== What is needed ==
The word to find is "error". Copy each line of the material that contains it.

== Task data ==
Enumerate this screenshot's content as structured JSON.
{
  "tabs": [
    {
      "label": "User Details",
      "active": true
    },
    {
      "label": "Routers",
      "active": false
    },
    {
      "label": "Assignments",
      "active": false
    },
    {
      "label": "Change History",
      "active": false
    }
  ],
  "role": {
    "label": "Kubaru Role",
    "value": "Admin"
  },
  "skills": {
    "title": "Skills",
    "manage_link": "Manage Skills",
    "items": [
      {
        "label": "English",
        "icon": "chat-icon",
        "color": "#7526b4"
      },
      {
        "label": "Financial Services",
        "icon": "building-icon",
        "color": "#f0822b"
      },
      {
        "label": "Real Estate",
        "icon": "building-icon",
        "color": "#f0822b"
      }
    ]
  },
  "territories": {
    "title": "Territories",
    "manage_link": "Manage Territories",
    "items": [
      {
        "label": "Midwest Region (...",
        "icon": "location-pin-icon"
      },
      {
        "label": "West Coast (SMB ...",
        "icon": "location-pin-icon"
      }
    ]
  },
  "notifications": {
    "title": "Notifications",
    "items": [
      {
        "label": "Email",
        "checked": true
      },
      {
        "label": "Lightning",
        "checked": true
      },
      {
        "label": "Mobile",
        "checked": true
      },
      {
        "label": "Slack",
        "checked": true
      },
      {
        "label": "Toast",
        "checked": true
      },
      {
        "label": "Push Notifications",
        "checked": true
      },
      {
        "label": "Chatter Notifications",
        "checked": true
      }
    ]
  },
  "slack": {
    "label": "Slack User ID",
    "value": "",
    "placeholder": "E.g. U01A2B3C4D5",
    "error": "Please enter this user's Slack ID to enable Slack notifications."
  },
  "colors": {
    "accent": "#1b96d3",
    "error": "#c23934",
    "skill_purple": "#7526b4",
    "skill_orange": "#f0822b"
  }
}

== Task result ==
    "error": "Please enter this user's Slack ID to enable Slack notifications."
    "error": "#c23934",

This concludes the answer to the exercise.